Excerpts from an interface dataset
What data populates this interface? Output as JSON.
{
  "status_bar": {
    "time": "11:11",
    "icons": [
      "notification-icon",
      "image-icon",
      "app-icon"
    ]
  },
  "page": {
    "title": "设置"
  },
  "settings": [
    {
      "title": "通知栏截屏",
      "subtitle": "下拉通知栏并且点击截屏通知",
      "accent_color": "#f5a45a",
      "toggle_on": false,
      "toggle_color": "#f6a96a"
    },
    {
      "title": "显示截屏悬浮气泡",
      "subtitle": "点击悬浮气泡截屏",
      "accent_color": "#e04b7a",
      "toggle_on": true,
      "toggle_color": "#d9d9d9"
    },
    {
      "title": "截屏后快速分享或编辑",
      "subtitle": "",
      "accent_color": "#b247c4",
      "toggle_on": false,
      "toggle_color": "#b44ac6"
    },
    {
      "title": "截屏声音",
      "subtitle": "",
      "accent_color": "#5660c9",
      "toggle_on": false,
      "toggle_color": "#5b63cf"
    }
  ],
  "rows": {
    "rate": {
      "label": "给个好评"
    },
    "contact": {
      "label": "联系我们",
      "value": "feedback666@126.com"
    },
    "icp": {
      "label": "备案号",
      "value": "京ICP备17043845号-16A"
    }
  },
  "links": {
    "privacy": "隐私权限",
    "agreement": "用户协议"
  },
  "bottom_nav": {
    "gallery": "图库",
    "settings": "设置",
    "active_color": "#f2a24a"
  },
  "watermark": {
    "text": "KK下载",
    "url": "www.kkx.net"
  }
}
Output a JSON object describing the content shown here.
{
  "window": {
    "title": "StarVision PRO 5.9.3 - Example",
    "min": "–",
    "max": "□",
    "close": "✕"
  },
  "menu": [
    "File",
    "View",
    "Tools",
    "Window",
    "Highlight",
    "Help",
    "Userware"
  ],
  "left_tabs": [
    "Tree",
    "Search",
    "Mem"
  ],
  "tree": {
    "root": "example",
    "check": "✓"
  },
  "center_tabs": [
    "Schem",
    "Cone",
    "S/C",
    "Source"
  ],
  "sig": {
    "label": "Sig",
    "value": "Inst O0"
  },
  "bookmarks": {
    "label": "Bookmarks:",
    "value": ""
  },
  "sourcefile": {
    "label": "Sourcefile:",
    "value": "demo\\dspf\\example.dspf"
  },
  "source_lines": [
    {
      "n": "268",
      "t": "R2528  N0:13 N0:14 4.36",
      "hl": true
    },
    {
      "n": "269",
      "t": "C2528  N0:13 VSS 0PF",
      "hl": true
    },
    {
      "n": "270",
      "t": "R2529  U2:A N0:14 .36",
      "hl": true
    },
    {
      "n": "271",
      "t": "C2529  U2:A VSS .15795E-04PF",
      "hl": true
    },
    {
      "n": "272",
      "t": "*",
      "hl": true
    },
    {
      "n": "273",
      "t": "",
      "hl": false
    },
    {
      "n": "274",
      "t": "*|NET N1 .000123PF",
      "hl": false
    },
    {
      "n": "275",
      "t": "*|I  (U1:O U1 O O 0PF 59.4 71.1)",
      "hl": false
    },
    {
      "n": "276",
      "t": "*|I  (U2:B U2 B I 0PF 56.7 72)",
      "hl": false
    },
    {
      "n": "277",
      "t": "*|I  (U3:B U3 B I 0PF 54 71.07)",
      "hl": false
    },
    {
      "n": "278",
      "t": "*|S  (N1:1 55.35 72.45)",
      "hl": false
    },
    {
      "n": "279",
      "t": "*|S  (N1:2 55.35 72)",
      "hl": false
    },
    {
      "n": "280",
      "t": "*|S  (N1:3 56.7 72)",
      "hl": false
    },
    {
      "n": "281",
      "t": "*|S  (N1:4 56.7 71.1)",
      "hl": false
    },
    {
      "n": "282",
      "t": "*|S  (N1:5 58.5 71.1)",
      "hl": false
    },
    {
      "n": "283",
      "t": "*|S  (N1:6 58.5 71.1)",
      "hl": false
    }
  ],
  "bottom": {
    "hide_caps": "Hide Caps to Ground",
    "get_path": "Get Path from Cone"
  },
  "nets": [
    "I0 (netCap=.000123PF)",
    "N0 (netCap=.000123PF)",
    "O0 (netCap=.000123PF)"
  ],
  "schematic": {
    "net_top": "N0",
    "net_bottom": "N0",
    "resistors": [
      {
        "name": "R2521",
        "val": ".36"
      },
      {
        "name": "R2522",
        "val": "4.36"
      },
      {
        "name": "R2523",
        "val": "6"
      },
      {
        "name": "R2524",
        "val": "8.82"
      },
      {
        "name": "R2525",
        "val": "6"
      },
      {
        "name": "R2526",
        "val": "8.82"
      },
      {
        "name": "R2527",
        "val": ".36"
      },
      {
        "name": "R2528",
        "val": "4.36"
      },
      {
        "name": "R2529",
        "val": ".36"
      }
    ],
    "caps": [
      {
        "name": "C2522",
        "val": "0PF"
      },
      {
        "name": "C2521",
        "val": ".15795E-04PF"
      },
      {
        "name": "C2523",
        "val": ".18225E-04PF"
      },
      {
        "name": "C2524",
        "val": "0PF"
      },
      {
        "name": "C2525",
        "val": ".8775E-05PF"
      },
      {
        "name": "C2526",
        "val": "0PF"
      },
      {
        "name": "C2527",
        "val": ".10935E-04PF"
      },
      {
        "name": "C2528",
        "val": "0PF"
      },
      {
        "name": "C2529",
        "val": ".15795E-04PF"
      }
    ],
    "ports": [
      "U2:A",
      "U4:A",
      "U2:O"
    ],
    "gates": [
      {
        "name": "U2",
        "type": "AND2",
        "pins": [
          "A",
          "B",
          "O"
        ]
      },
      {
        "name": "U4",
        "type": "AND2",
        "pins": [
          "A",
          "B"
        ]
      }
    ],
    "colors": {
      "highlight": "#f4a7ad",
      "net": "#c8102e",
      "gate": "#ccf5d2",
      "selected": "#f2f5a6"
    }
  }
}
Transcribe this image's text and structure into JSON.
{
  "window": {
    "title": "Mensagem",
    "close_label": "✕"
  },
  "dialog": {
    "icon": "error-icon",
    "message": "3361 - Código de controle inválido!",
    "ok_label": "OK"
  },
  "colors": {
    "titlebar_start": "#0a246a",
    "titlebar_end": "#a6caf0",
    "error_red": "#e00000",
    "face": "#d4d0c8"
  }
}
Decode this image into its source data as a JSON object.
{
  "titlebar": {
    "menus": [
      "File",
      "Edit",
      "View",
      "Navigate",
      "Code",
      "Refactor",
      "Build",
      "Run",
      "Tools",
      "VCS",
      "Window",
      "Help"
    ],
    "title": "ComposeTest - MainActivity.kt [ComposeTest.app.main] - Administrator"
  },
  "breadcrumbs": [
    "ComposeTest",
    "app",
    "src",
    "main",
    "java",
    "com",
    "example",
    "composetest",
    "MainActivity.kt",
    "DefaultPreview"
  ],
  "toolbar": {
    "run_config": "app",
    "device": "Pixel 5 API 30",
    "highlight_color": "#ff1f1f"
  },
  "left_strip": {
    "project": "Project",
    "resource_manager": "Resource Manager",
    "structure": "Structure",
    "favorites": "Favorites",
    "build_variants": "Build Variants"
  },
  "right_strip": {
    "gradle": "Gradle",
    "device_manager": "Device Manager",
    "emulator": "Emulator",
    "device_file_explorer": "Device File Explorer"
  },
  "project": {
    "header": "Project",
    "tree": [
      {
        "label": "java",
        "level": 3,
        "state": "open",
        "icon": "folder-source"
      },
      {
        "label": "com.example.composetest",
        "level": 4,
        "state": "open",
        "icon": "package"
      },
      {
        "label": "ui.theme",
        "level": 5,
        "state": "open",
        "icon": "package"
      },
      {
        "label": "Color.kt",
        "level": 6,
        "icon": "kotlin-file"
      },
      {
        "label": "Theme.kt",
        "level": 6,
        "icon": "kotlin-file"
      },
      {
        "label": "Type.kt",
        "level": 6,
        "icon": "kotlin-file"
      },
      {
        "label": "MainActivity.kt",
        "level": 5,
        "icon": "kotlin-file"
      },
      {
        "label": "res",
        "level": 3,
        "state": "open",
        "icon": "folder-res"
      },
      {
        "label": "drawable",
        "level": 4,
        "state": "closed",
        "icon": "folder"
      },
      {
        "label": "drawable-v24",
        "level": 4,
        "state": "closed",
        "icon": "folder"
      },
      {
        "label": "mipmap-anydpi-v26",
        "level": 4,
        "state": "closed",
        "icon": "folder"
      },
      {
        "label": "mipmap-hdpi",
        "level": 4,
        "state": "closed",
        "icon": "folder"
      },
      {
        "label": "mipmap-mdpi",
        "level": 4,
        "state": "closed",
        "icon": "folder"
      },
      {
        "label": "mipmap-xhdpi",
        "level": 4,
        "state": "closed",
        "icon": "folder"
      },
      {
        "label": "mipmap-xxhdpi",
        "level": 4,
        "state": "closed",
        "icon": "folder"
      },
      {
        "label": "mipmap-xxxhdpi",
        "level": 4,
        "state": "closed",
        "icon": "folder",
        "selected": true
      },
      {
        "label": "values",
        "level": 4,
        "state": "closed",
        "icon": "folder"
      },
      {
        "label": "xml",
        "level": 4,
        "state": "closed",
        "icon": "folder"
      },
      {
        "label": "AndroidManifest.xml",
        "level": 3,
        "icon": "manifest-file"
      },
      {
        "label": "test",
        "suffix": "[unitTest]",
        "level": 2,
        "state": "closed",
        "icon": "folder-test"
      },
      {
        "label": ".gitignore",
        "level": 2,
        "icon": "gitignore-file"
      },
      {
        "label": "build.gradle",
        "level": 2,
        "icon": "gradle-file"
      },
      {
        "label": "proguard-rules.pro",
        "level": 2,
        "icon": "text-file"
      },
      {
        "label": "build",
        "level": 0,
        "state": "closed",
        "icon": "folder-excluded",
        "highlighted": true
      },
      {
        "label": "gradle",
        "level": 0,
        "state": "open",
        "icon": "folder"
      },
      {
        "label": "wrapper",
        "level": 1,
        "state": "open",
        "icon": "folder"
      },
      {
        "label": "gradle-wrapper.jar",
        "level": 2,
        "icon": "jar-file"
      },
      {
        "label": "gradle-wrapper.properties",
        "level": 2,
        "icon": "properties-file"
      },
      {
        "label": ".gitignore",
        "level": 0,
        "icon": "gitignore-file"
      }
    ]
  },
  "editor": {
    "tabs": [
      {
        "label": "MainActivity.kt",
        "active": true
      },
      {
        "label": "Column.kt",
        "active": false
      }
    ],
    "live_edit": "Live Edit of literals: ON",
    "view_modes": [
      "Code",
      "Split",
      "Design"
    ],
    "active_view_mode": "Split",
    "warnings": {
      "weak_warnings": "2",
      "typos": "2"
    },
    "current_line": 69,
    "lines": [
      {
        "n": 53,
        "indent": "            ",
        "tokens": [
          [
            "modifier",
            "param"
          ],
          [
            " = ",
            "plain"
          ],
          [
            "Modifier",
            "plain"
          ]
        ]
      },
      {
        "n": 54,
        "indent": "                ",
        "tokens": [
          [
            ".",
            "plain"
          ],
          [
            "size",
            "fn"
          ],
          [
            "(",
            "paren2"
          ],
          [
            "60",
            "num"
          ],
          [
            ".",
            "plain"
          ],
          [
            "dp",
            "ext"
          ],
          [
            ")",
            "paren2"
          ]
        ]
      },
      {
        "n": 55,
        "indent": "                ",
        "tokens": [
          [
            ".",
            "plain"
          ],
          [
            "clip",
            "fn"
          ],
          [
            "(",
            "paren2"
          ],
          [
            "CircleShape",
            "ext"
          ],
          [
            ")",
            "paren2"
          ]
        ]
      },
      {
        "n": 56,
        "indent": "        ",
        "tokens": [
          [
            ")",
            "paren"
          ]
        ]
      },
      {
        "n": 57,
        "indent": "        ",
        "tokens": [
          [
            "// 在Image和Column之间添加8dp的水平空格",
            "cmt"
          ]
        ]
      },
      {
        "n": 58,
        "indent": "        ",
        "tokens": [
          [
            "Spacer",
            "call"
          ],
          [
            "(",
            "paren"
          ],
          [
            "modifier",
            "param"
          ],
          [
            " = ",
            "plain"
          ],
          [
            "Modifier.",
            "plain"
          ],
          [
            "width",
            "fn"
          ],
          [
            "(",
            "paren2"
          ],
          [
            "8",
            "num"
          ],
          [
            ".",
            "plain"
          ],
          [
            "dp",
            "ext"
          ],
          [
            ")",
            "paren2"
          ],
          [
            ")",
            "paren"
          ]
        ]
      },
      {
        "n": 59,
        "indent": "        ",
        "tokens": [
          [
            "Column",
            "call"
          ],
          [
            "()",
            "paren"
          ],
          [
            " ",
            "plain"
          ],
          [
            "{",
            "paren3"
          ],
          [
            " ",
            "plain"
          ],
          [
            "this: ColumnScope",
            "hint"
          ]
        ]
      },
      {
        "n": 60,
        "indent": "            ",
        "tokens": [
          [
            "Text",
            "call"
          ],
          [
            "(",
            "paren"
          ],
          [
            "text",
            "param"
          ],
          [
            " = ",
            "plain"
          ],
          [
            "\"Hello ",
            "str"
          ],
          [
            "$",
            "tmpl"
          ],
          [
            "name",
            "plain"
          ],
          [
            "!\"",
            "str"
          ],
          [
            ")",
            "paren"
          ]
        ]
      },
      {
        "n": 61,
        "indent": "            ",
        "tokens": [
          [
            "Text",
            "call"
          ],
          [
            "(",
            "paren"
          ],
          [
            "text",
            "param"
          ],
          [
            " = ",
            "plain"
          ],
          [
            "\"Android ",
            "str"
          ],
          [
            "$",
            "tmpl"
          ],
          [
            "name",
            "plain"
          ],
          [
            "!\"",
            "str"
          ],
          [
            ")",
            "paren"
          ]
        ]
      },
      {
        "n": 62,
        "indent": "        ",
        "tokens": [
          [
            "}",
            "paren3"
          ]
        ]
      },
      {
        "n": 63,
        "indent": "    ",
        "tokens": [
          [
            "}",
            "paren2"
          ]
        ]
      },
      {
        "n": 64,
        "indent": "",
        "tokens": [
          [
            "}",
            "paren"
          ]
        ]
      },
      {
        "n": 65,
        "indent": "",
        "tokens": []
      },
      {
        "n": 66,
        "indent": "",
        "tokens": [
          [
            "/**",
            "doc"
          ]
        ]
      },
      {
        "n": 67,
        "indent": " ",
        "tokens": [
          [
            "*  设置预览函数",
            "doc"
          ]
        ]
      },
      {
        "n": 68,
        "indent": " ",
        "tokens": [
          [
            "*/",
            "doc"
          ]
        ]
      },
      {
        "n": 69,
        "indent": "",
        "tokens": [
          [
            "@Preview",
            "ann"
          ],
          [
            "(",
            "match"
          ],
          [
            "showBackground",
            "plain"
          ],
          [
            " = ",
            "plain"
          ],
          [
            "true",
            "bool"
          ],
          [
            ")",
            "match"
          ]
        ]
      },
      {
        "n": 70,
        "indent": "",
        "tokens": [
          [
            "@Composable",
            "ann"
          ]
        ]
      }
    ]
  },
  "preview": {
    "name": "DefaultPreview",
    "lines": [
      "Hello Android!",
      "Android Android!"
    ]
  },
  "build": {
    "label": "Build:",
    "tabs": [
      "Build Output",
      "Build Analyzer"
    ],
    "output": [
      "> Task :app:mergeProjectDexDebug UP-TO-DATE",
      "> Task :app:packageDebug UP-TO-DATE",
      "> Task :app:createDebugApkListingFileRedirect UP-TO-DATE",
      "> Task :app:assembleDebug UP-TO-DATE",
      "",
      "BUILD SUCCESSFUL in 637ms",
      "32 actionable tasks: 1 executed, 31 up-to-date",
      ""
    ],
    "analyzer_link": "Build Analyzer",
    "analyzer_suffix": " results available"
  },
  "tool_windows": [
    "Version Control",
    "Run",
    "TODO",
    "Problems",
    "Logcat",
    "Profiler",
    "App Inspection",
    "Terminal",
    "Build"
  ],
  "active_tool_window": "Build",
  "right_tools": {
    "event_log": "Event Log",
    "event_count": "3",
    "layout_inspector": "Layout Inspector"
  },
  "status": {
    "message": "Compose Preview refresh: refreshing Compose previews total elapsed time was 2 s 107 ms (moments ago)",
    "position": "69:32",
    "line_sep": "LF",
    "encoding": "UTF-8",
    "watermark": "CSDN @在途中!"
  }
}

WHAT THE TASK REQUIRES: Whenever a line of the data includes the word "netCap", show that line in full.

WRITTEN RESPONSE:
    "I0 (netCap=.000123PF)",
    "N0 (netCap=.000123PF)",
    "O0 (netCap=.000123PF)"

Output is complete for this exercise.